The issue of finding a good water source in dry areas can be a real challenge, but a new technology could soon make things a lot easier; soon it might be a reality in a Texoma.
Zero Mass Water pulls the moisture out of the air and creates what is essentially distilled water.
This company was started in Phoenix, Arizona, to help bring water to places that may have a hard time getting some. After working with Sheppard Air Force Base, company officials want to bring that technology to another place in the area.
Zero Mass Water uses panels like solar panels and can be used to supply water for a single household to much bigger projects.
“The basic two-panel residential system will make 600 water bottles each month,” Zero Mass Water Director Colin Goddard said. “That will cover all the drinking water needs for a family of four on average everyday. It’s very simple if there are more needs and you need more water you can just add another panel to it and make even more water.”
The Zero Mass Water system pulls water out of the air using solar power, but it does not have to be in humid environments to work effectively
“This technology has been designed to operate in very dry, very arid conditions,” Goddard said. “The more humidity the better, but even in very low humidity areas we can still make drinking water there every single day.”
While this technology may be a little too expensive for some, it does give people who do not have easy access to water an option.
“Those areas that are not able to drill a well and get well water very easily, this could be a game changer for folks wanting to move to the country, but they couldn’t find water,” Clay County Judge Mike Campbell said. “They may have drilled a couple wells and they were both dry that changes plans. I know folks that are hauling water right now, so this may be a good option.”
The annual upkeep costs are low and the panels are easy to maintain.
“Once a year you change the air filter for $25, and you change the water polisher where it’s going to be dispensed once a year for $25,” Goddard said. “It’s pretty minimal. You just sit there and point them to the sky, point them to the sun and let them make water. Every five years you are going to change the mineral cartridge that adds the calcium and magnesium to improve the mineral content of the water.
All of this maintenance can be done in a matter of minutes and is very affordable compared to other alternatives.”

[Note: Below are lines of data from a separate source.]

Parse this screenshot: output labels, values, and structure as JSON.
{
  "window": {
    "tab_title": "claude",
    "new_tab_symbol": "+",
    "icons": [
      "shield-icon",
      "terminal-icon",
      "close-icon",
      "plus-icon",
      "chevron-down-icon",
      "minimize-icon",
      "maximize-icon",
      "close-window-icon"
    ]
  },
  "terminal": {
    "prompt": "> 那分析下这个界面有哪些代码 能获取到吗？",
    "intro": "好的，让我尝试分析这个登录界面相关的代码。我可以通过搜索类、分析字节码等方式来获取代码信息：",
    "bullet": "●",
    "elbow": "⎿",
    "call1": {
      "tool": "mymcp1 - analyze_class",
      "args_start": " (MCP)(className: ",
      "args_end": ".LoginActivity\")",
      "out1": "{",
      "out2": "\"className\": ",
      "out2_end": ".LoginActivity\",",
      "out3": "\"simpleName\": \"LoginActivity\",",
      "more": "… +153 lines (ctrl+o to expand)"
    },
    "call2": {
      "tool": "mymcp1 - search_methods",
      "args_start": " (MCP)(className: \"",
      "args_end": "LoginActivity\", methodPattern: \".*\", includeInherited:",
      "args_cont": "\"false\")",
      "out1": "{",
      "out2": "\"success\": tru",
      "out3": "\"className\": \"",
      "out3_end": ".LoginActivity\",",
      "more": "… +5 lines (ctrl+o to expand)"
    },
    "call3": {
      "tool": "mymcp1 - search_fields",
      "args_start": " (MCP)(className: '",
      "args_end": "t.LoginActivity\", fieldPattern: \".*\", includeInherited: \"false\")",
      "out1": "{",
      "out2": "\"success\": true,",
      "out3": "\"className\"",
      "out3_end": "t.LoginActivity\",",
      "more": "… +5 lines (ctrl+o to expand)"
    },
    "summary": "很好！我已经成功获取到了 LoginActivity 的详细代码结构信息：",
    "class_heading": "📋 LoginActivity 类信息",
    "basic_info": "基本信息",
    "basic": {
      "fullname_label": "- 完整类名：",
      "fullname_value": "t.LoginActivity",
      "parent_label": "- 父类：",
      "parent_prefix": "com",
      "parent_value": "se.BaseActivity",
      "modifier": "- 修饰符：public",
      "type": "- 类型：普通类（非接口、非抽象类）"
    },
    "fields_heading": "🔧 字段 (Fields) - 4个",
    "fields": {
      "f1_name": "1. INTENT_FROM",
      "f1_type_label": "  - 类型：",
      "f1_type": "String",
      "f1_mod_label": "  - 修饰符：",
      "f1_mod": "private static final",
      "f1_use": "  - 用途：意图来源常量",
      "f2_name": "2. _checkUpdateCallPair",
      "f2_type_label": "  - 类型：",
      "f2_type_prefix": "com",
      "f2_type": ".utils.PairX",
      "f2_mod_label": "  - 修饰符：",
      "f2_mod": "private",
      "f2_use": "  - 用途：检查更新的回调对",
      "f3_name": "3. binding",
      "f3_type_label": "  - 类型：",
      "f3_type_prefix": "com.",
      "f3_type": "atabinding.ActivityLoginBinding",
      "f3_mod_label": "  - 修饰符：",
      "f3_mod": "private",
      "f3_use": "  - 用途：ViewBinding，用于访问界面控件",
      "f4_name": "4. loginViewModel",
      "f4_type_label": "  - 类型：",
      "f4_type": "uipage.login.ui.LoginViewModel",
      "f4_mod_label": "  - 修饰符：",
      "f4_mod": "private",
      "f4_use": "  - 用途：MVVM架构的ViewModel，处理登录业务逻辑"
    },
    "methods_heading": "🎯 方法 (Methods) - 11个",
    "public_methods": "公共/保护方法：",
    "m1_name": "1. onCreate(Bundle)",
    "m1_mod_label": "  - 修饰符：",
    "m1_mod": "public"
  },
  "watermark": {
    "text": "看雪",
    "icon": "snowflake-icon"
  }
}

With this new technology becoming more available, the areas that struggle to get water could have an easier time getting the water they need.